Records to process Start Marker
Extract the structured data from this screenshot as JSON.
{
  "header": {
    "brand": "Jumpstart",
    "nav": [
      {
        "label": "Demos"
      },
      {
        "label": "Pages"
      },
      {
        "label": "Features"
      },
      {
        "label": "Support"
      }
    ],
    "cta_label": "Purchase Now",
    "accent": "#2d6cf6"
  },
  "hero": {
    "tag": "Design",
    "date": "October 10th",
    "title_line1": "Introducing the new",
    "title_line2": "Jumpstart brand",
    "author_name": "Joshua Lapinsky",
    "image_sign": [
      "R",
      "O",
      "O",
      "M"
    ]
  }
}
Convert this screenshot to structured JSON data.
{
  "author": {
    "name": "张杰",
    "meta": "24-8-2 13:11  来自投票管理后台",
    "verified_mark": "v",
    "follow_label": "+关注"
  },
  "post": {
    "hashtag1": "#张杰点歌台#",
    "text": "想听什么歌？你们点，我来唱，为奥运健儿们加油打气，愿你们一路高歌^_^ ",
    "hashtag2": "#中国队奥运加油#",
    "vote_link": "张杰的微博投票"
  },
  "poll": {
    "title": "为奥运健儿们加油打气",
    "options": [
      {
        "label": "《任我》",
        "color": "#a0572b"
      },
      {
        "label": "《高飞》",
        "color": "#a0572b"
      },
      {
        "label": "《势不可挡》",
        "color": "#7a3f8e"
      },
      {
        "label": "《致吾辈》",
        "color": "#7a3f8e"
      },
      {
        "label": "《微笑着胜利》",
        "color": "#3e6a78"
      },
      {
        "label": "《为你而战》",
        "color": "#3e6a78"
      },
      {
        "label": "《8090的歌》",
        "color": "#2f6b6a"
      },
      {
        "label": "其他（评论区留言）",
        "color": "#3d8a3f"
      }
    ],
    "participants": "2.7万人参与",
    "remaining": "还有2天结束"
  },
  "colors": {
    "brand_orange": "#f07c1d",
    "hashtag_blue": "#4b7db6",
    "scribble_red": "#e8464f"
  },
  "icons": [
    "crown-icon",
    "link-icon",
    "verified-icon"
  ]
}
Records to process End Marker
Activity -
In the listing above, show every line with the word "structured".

Output of the task -
Extract the structured data from this screenshot as JSON.
Convert this screenshot to structured JSON data.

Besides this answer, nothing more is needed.